In June 2021, a rumor was circulated on social media that the Walt Disney Company was attempting to copyright or trademark various characters from Norse mythology, such as Loki and Thor, that have become popular due to the “Avengers” movies and television shows. This rumor stems from an incident involving a piece of “Low Key Loki” merchandise that was pulled from Redbubble, an online marketplace for artists.
Twitter user YourBoswell posted an image of the letter they received after their “Low Key Loki” product was taken down:
As this letter went viral, many social media users claimed that Disney was trying to take ownership of Norse mythology and other gods in the public domain.
A few things to note right away. First, Disney did not file a complaint against this specific Redbubble product. If you read the letter above, it notes that Redbubble decided this product violated another company’s copyright and they took a preemptive step to have it removed.
More importantly though, Disney is not attempting to take ownership of Norse gods. Ancient stories and depictions of Loki are still in the public domain. Here, for example, is a depiction of Loki from the 18th century. Disney does not own the following image and has no claim of ownership to it.
The company can, however, claim ownership of the version of Loki that it created.
The Redbubble mentioned above, for instance, didn’t run afoul of Disney’s copyright simply because it had to do with a Norse god. This product was removed because it closely resembled a specific outfit that Loki wears — a shirt bearing the words “Low Key” — in the pages of a 2019 Marvel comic.

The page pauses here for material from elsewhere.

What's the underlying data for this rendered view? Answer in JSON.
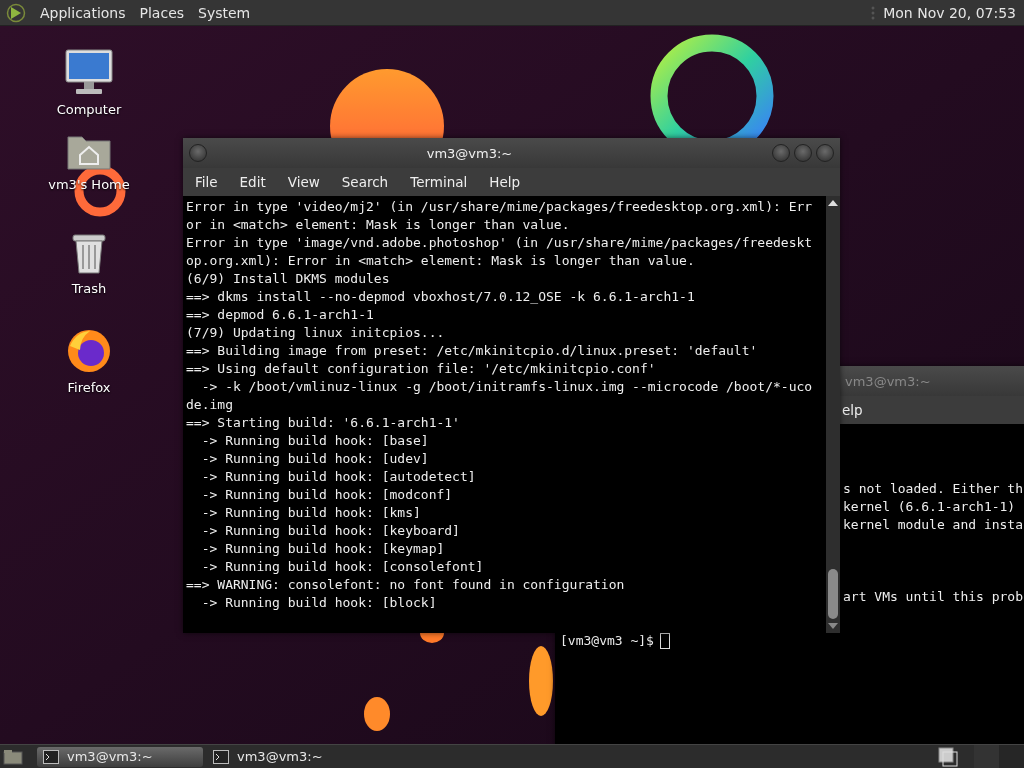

— Marvel Entertainment (@Marvel) August 27, 2019
The version on Red Bubble had a slightly different design (the coloring of the “Low Key” text on the Redbubble version was green), but Redbubble felt that it was too close to Disney’s depiction of Loki and had it removed.
Disney does not own copyrights or trademarks (and we’ve seen nothing to indicate that it is trying to obtain them) on public domain heroes such as Thor and Loki. The company does, however, have ownership of the versions of these characters that it creates. If someone makes a piece of art that resembles the versions of Thor or Loki in the Marvel universe, the company could claim that those artworks violated its intellectual property. If someone wants to create unique versions of these characters, however, they would be in their rights to do so, as these are in the public domain.

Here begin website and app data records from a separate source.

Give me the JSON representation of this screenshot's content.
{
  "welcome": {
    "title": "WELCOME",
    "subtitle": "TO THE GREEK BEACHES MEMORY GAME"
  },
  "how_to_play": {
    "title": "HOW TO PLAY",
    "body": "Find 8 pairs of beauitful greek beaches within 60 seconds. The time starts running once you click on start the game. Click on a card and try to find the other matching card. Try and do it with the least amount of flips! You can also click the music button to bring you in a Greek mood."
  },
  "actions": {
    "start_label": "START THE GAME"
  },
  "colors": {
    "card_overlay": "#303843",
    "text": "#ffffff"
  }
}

Here, for example, is a trailer for a movie called “Almighty Thor” that was released in 2011 around the same time that Disney released “Thor.” As the “Almighty Thor” was based on public domain characters from Norse mythology, and not from any specific versions of these characters created by Marvel or Disney, the “Almighty Thor” did not violate the intellectual property of those companies.

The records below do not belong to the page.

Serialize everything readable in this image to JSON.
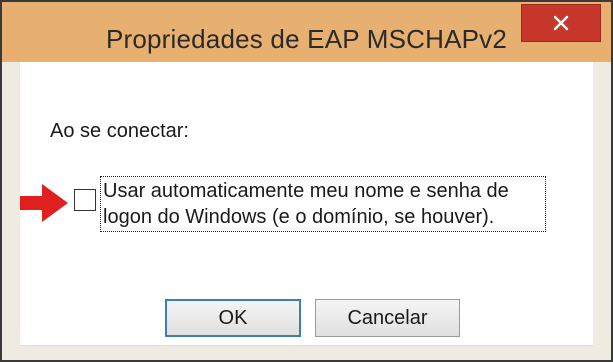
{
  "window": {
    "title": "Propriedades de EAP MSCHAPv2",
    "close_icon": "close-icon"
  },
  "content": {
    "connect_label": "Ao se conectar:",
    "checkbox": {
      "checked": false,
      "label_line1": "Usar automaticamente meu nome e senha de",
      "label_line2": "logon do Windows (e o domínio, se houver)."
    },
    "annotation_icon": "red-arrow-icon"
  },
  "buttons": {
    "ok_label": "OK",
    "cancel_label": "Cancelar"
  },
  "colors": {
    "titlebar": "#e8b070",
    "close": "#c7372c",
    "annotation_arrow": "#e02020",
    "default_button_border": "#3c7fb1"
  }
}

We reached out to Redbubble and will update this article if more information becomes available.